That I might have the sky
For mine — I tell you that my Heart
Would split, for size of me —

The Meadows — mine —
The Mountains — mine —
All Forests — Stintless Stars —
As much of Noon as I could take
Between my finite eyes

The Motions of the Dipping Birds —
The Morning's Amber Road
For mine — to look at when I liked —
The News would strike me dead —

So safer — guess — with just my soul
Upon the Window pane —
Where other Creatures put their eyes —
Incautious — of the Sun —
And because we have noon above, let's have midnight below:


347

When Night is almost done —
And Sunrise grows so near
That we can touch the Spaces
It's time to smooth the Hair —

And get the Dimples ready —
And wonder we could care
For that old — faded Midnight
That frightened — but an Hour —

No links for this last one today. Just enjoy:
467

We do not play on Graves —

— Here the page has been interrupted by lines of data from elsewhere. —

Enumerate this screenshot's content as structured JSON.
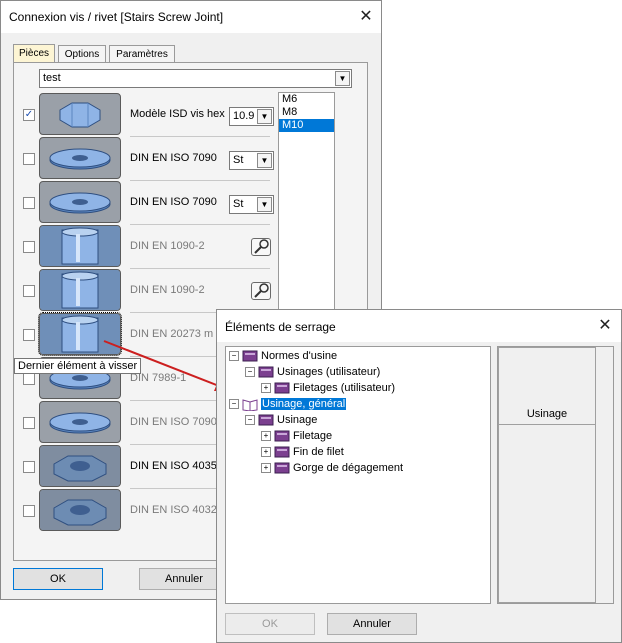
{
  "main": {
    "title": "Connexion vis / rivet [Stairs Screw Joint]",
    "tabs": [
      "Pièces",
      "Options",
      "Paramètres"
    ],
    "combo_value": "test",
    "rows": [
      {
        "label": "Modèle ISD vis hex",
        "checked": true,
        "dim": false,
        "combo": "10.9",
        "kind": "bolt"
      },
      {
        "label": "DIN EN ISO 7090",
        "checked": false,
        "dim": false,
        "combo": "St",
        "kind": "washer"
      },
      {
        "label": "DIN EN ISO 7090",
        "checked": false,
        "dim": false,
        "combo": "St",
        "kind": "washer"
      },
      {
        "label": "DIN EN 1090-2",
        "checked": false,
        "dim": true,
        "wrench": true,
        "kind": "hole"
      },
      {
        "label": "DIN EN 1090-2",
        "checked": false,
        "dim": true,
        "wrench": true,
        "kind": "hole"
      },
      {
        "label": "DIN EN 20273 m",
        "checked": false,
        "dim": true,
        "kind": "hole"
      },
      {
        "label": "DIN 7989-1",
        "checked": false,
        "dim": true,
        "kind": "washer"
      },
      {
        "label": "DIN EN ISO 7090",
        "checked": false,
        "dim": true,
        "kind": "washer"
      },
      {
        "label": "DIN EN ISO 4035",
        "checked": false,
        "dim": false,
        "kind": "nut"
      },
      {
        "label": "DIN EN ISO 4032",
        "checked": false,
        "dim": true,
        "kind": "nut"
      }
    ],
    "sizes": [
      "M6",
      "M8",
      "M10"
    ],
    "selected_size": "M10",
    "ok_label": "OK",
    "cancel_label": "Annuler",
    "tooltip": "Dernier élément à visser"
  },
  "secondary": {
    "title": "Éléments de serrage",
    "tree": {
      "n1": "Normes d'usine",
      "n2": "Usinages (utilisateur)",
      "n3": "Filetages (utilisateur)",
      "n4": "Usinage, général",
      "n5": "Usinage",
      "n6": "Filetage",
      "n7": "Fin de filet",
      "n8": "Gorge de dégagement"
    },
    "preview_caption": "Usinage",
    "ok_label": "OK",
    "cancel_label": "Annuler"
  },
  "colors": {
    "selection": "#0078d7",
    "book": "#7b3f8f",
    "arrow": "#cc1f1f"
  }
}
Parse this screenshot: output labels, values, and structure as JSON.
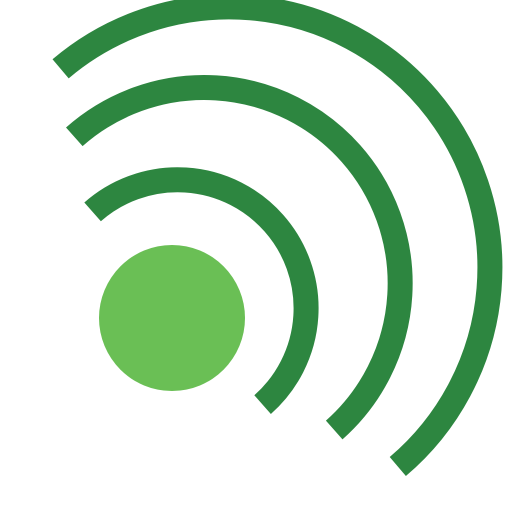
{
  "icon": {
    "name": "signal-broadcast-icon",
    "colors": {
      "background": "#ffffff",
      "dot": "#6abf55",
      "waves": "#2d8640"
    },
    "wave_count": 3
  }
}
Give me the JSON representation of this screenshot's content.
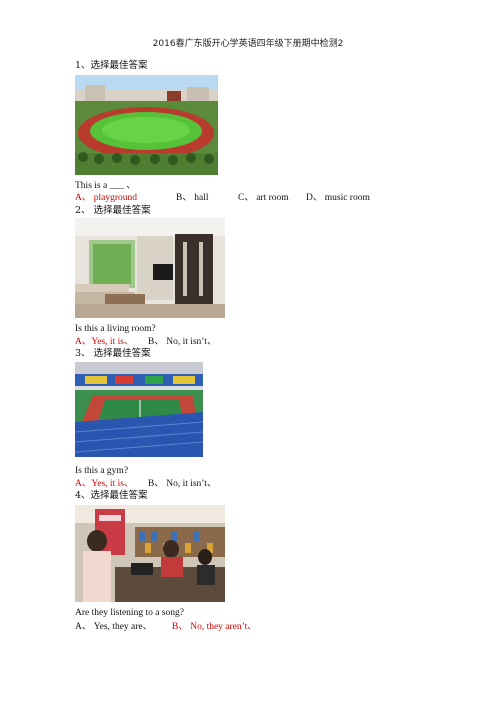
{
  "header": "2016春广东版开心学英语四年级下册期中检测2",
  "questions": [
    {
      "title": "1、选择最佳答案",
      "prompt": "This is a ___ 、",
      "options": [
        "A、 playground",
        "B、 hall",
        "C、 art room",
        "D、 music room"
      ],
      "answer_index": 0
    },
    {
      "title": "2、 选择最佳答案",
      "prompt": "Is this a living room?",
      "options": [
        "A、Yes, it is、",
        "B、 No, it isn’t、"
      ],
      "answer_index": 0
    },
    {
      "title": "3、 选择最佳答案",
      "prompt": "Is this a gym?",
      "options": [
        "A、Yes, it is、",
        "B、 No, it isn’t、"
      ],
      "answer_index": 0
    },
    {
      "title": "4、选择最佳答案",
      "prompt": "Are they listening to a song?",
      "options": [
        "A、 Yes, they are、",
        "B、 No, they aren’t、"
      ],
      "answer_index": 1
    }
  ],
  "colors": {
    "answer": "#d80000",
    "text": "#111111"
  }
}
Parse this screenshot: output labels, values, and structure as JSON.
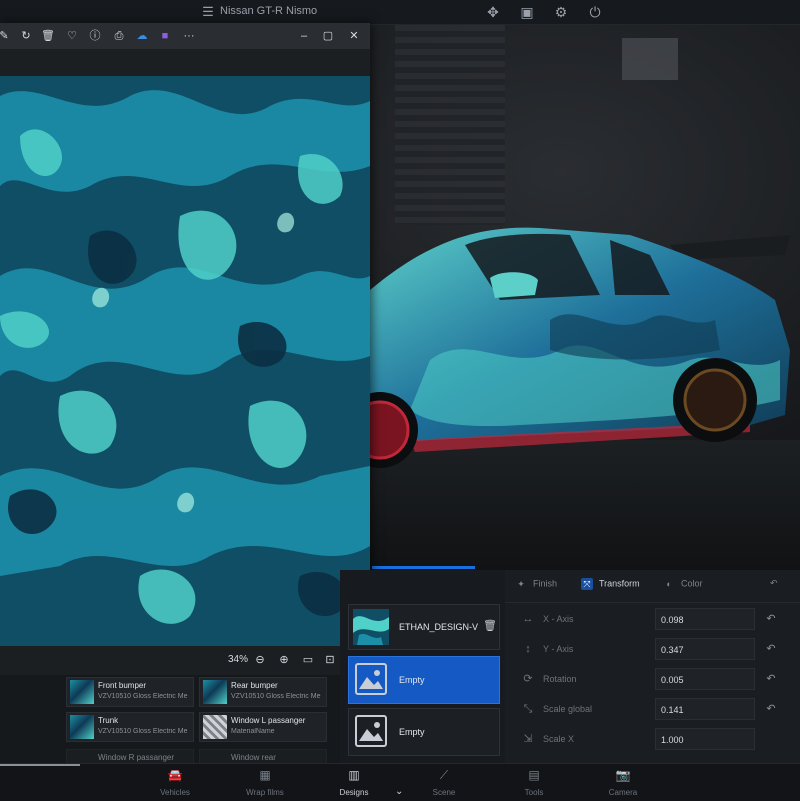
{
  "topbar": {
    "title": "Nissan GT-R Nismo",
    "icons": [
      "menu-icon",
      "move-icon",
      "save-icon",
      "gear-icon",
      "power-icon"
    ]
  },
  "viewer": {
    "toolbar_icons": [
      "edit-icon",
      "rotate-icon",
      "delete-icon",
      "heart-icon",
      "info-icon",
      "print-icon",
      "cloud-icon",
      "app-icon",
      "more-icon"
    ],
    "more_label": "···",
    "window_controls": {
      "minimize": "–",
      "maximize": "▢",
      "close": "✕"
    },
    "zoom": "34%"
  },
  "designs": {
    "items": [
      {
        "name": "Front bumper",
        "material": "VZV10510 Gloss Electric Me"
      },
      {
        "name": "Rear bumper",
        "material": "VZV10510 Gloss Electric Me"
      },
      {
        "name": "Trunk",
        "material": "VZV10510 Gloss Electric Me"
      },
      {
        "name": "Window L passanger",
        "material": "MaterialName"
      },
      {
        "name": "Window R passanger",
        "material": ""
      },
      {
        "name": "Window rear",
        "material": ""
      }
    ]
  },
  "layers": {
    "items": [
      {
        "name": "ETHAN_DESIGN-V",
        "type": "image"
      },
      {
        "name": "Empty",
        "type": "placeholder",
        "selected": true
      },
      {
        "name": "Empty",
        "type": "placeholder",
        "selected": false
      }
    ]
  },
  "properties": {
    "tabs": [
      {
        "label": "Finish",
        "active": false
      },
      {
        "label": "Transform",
        "active": true
      },
      {
        "label": "Color",
        "active": false
      }
    ],
    "rows": [
      {
        "label": "X - Axis",
        "value": "0.098"
      },
      {
        "label": "Y - Axis",
        "value": "0.347"
      },
      {
        "label": "Rotation",
        "value": "0.005"
      },
      {
        "label": "Scale global",
        "value": "0.141"
      },
      {
        "label": "Scale X",
        "value": "1.000"
      }
    ]
  },
  "nav": {
    "items": [
      {
        "label": "Vehicles",
        "icon": "car-icon"
      },
      {
        "label": "Wrap films",
        "icon": "film-icon"
      },
      {
        "label": "Designs",
        "icon": "designs-icon",
        "active": true
      },
      {
        "label": "Scene",
        "icon": "scene-icon"
      },
      {
        "label": "Tools",
        "icon": "tools-icon"
      },
      {
        "label": "Camera",
        "icon": "camera-icon"
      }
    ]
  },
  "colors": {
    "accent": "#1559c4",
    "pattern_light": "#4fd0c8",
    "pattern_dark": "#0f3a52",
    "car_rim": "#c0283a"
  }
}
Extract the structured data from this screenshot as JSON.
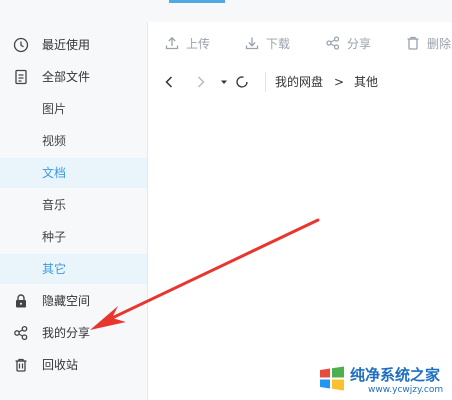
{
  "sidebar": {
    "items": [
      {
        "label": "最近使用",
        "icon": "clock-icon"
      },
      {
        "label": "全部文件",
        "icon": "document-icon"
      },
      {
        "label": "图片"
      },
      {
        "label": "视频"
      },
      {
        "label": "文档"
      },
      {
        "label": "音乐"
      },
      {
        "label": "种子"
      },
      {
        "label": "其它"
      },
      {
        "label": "隐藏空间",
        "icon": "lock-icon"
      },
      {
        "label": "我的分享",
        "icon": "share-icon"
      },
      {
        "label": "回收站",
        "icon": "trash-icon"
      }
    ],
    "active_items": [
      "文档",
      "其它"
    ]
  },
  "toolbar": {
    "upload_label": "上传",
    "download_label": "下载",
    "share_label": "分享",
    "delete_label": "删除"
  },
  "path": {
    "crumbs": [
      "我的网盘",
      "其他"
    ],
    "separator": ">"
  },
  "watermark": {
    "text": "纯净系统之家",
    "url": "www.ycwjzy.com"
  },
  "colors": {
    "accent": "#3c9be0",
    "active_bg": "#eaf4fb",
    "sidebar_bg": "#f7f8fa",
    "arrow": "#e8362f"
  }
}
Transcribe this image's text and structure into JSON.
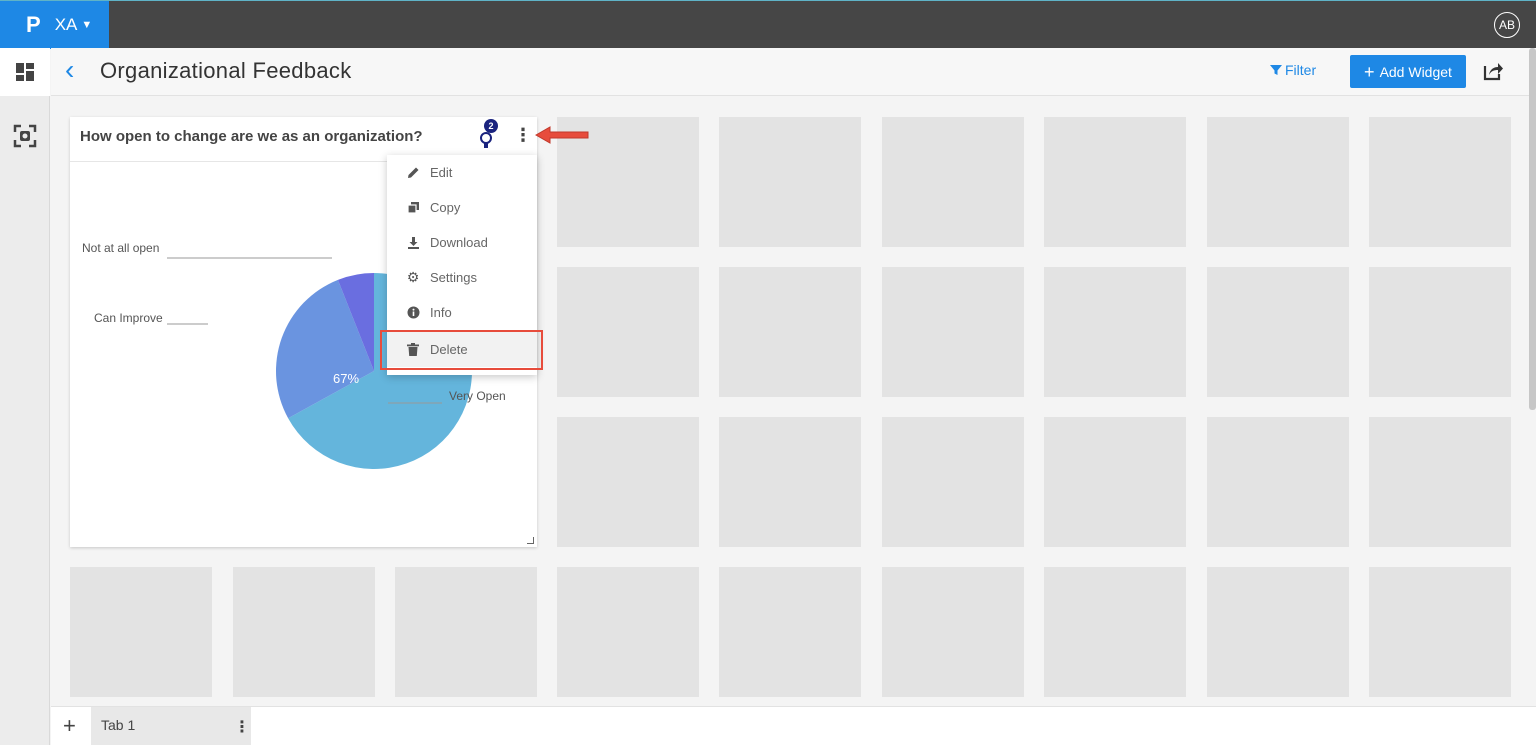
{
  "app": {
    "logo": "P",
    "workspace": "XA",
    "user_initials": "AB"
  },
  "header": {
    "title": "Organizational Feedback",
    "filter_label": "Filter",
    "add_widget_label": "Add Widget"
  },
  "widget": {
    "title": "How open to change are we as an organization?",
    "insight_count": "2",
    "chart_data": {
      "type": "pie",
      "categories": [
        "Very Open",
        "Can Improve",
        "Not at all open"
      ],
      "values": [
        67,
        27,
        6
      ],
      "data_labels": [
        "67%",
        "27%",
        ""
      ],
      "colors": [
        "#64b5dc",
        "#6a94e0",
        "#6a6ee0"
      ]
    }
  },
  "menu": {
    "items": [
      {
        "label": "Edit",
        "icon": "pencil-icon"
      },
      {
        "label": "Copy",
        "icon": "copy-icon"
      },
      {
        "label": "Download",
        "icon": "download-icon"
      },
      {
        "label": "Settings",
        "icon": "gear-icon"
      },
      {
        "label": "Info",
        "icon": "info-icon"
      },
      {
        "label": "Delete",
        "icon": "trash-icon"
      }
    ]
  },
  "tabs": [
    {
      "label": "Tab 1"
    }
  ],
  "colors": {
    "accent": "#1e88e5",
    "topbar": "#464646",
    "annotation": "#e74c3c"
  }
}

Because there isn't Room —
Besides — it isn't even -- it slants
And People come —

And put a Flower on it —
And hang their faces so —
We're fearing that their Hearts will drop —
And crush our pretty play --

And so we move as far
As Enemies — away —
Just looking round to see how far
It is — Occasionally —


3 comments:

Humble Servant said...

Is "the King" in 465 Death? God? Elvis?

Note the legalistic bits of it--signed away, assignable, willed, witnessed, interposed.

MackJohnny said...

Somehow I missed replying to your comment until now. I had meant to. Sorry about that.

I had noticed the legal bits and wondered if you'd comment on them. Not sure what was going on with those. Might they be connected to this poem, do you think?

341After great pain, a formal feeling comes —
The Nerves sit ceremonious, like Tombs —
The stiff Heart questions was it He, that bore,
And Yesterday, or Centuries before?

The Feet, mechanical, go round —
Of Ground, or Air, or Ought —
A Wooden way
Regardless grown,
A Quartz contentment, like a stone —

This is the Hour of Lead —
Remembered, if outlived,
As Freezing persons, recollect the Snow —
First — Chill — then Stupor — then the letting go —

Humble Servant said...

Another old, cold friend--brrr.

I have probably a couple of hundred stock legal phrases in my head, tools that rattle off as needed in drafting--like "duly formed and validly existing," "the receipt and sufficiency of which is hereby acknowledged," "will indemnify and hold harmless"--and they are stiff and formal tools of the writing I do. I like finding them in poems--they not only add a formal flavor, their non-legal use is a subversion and their familiarity (for me) carries all kinds of suggestive baggage along for the ride.